Here's another book that covers basics, but this one is aimed specifically at Canadians. It includes a brief rundown on everything from the types of investments out there (stocks, bonds, GICs, mutual funds, ETFs etc), the various accounts (RRSP, TFSA, RESP, taxable and so on), taxes on investments, annuities, advisors, the list goes on. There is little missing the average investor could want to know about. The book even includes sample portfolios, ranging from the ultra-simple starter to complex with individual stocks and with differing levels of conservatism.
Behavioural Technical Analysis by Paul Azzopardi
We've all heard that our own worst enemy in investing is not the market or some outside agency but our very own selves. We buy when we should sell and sell when it it time to buy. Lots of research has been done into the errors we make and there are some quite well-known books about how and why our behavioural errors happen. But no book does as good a job at explaining them and fitting them together coherently as does this one. The value for the investor is obvious - understanding can lead to fewer costly errors.
What Kind of an Investor Are You? by Richard Deaves
Those who take pleasure in their investing and are good at it may find it hard to believe that many people don't have the interest, time or skills to do respectably at it. If you are among those "many", here is a book that will guide you to figure out whether to simply rely on an advisor (and if so, how to pick a good one, since a bad one could wreck your financial future) or to do-it-yourself. If you are a DIYer there is guidance on how to build a sensible strategy based on Canadian ETFs or mutual funds. The book's advice is brief, simple and practical.
Unconventional Success by David Swensen
David Swensen's long and successful experience managing the gigantic Yale University endowment fund gives him deep knowledge of how the investment industry works and how various types of assets perform, knowledge that he passes along to the reader in this book. He recommends using only certain asset classes and passive index funds for most investors, and explains why in a cogent, persuasive fashion backed by logic and data. Who knows, in a few years the investment strategy he advocates could become the mainstream conventional approach.
All About Asset Allocation by Richard Ferri

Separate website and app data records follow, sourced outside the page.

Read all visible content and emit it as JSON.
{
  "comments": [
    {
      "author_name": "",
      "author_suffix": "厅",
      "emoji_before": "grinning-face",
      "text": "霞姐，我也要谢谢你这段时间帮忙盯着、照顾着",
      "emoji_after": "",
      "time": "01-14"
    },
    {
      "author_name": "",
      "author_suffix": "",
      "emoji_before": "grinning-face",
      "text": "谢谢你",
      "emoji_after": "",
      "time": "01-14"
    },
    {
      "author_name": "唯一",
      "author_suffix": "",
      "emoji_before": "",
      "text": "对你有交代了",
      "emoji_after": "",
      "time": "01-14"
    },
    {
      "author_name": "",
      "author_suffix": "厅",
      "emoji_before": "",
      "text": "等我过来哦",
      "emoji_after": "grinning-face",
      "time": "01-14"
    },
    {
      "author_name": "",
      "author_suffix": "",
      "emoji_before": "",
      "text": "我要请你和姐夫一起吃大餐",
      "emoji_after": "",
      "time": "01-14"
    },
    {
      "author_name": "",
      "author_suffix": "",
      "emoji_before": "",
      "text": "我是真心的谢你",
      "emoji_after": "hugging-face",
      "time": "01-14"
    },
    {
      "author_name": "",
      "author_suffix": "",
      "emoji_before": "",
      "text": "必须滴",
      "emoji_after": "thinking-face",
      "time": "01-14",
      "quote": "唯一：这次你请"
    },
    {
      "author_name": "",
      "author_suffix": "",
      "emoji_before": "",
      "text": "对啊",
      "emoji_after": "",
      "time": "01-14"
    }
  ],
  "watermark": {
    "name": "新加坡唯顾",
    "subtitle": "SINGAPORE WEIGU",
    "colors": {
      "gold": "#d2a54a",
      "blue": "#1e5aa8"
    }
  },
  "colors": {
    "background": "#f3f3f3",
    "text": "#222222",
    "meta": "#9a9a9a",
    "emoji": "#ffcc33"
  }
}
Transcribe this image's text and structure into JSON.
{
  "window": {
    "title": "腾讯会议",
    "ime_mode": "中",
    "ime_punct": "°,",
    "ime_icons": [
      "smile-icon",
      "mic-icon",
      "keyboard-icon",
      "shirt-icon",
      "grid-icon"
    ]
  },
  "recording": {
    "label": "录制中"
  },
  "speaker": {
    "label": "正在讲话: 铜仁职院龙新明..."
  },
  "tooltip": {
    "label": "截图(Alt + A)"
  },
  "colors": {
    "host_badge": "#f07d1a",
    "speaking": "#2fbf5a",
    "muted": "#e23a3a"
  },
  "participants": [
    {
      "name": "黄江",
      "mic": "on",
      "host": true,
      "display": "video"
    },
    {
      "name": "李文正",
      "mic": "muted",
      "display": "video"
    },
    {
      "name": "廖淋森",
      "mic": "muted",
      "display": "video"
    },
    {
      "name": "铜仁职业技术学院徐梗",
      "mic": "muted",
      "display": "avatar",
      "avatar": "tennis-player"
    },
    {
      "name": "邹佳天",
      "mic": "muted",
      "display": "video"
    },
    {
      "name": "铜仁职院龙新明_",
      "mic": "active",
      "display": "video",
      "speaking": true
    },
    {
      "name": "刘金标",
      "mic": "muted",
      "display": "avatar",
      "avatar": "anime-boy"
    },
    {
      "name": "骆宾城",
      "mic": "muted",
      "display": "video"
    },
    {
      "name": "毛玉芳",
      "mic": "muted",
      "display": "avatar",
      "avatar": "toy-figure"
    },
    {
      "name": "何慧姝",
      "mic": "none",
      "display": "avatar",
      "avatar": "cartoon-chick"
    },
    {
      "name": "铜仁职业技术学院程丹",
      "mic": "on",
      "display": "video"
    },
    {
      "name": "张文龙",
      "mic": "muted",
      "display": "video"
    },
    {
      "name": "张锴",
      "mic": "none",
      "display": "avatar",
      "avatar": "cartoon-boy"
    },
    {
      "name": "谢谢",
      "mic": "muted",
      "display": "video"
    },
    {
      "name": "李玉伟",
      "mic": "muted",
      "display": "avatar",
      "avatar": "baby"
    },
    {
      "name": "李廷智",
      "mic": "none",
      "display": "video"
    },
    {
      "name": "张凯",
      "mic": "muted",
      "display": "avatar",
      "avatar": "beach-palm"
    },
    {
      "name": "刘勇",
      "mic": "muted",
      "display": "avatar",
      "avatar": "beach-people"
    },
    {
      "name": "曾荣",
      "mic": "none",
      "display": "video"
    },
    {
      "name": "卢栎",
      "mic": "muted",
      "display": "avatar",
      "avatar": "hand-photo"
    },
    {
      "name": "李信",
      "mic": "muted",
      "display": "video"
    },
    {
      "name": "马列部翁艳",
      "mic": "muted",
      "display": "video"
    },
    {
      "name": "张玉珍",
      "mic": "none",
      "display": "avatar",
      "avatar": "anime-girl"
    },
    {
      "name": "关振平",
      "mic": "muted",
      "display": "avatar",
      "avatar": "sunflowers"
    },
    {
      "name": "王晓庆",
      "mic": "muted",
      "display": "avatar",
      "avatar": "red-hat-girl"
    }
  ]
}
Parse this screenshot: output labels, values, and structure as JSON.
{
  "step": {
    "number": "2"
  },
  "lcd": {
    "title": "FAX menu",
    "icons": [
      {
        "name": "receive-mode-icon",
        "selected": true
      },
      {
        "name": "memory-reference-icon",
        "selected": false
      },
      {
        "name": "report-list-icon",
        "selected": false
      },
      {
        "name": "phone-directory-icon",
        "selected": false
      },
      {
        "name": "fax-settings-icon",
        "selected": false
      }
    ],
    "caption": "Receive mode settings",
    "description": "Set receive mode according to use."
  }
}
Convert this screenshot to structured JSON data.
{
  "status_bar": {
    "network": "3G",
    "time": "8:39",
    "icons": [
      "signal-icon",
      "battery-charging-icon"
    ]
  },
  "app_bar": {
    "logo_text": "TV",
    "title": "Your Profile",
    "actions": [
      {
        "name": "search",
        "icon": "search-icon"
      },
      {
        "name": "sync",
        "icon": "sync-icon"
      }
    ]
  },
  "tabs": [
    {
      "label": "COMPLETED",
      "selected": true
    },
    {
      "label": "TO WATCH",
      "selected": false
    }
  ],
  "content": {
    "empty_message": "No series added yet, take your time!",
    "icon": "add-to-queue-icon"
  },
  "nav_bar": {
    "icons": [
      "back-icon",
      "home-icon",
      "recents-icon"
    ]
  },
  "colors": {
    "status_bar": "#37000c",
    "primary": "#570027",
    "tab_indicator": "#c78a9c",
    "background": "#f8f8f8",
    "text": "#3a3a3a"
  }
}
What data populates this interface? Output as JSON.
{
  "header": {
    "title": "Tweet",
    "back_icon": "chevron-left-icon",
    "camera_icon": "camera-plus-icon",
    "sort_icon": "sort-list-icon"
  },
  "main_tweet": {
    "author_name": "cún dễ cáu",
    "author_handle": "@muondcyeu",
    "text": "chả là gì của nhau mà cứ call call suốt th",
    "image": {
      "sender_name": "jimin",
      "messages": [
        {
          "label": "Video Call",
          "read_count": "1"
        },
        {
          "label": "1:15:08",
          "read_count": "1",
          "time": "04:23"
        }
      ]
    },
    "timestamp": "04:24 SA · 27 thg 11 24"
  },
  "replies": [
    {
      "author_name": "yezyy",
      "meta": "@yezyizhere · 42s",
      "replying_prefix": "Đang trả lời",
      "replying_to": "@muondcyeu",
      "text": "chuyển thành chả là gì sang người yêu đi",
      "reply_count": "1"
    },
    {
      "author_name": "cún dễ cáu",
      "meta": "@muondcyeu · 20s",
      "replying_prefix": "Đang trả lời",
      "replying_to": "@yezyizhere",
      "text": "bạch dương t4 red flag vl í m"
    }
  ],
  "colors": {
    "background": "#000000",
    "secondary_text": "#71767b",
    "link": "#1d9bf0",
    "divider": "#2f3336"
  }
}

This blog has emphasized the importance of asset allocation as a means to lower investment risk and achieve steadier returns. Ferri's book walks us through in more detail from the ground up why asset allocation works and how to do it properly using ETFs or mutual funds.
The New Investment Frontier III by Howard Atkinson
It's still the best book about ETFs in Canada, despite getting out of date due to the multiplication of new ETFs on the market. The explanation of how ETFs function in comparison to mutual funds, the discussion of indices, the run-through on income tax implications, all are as true today as when the book was last revised.
Uncontrolled Risk by Mark T. Williams
Interested to know who to blame for the 2008 credit crisis? Read this book to find out who else there is besides the obvious culprits in investment banking. Through the story of the collapse of central player Lehman Brothers, Williams shows how 2008 was the culmination of decades of build-up among many players. Along the way we learn what acronyms like CDS and MBS mean ... without our brain hurting too much. The scary thing is the author's conclusion that the risk of systemic financial collapse still remains.
Happy holidays to all and good reading!
Disclaimer: this post is my opinion only and should not be construed as investment advice. Readers should be aware that the above comparisons are not an investment recommendation. They rest on other sources, whose accuracy is not guaranteed and the article may not interpret such results correctly. Do your homework before making any decisions and consider consulting a professional advisor.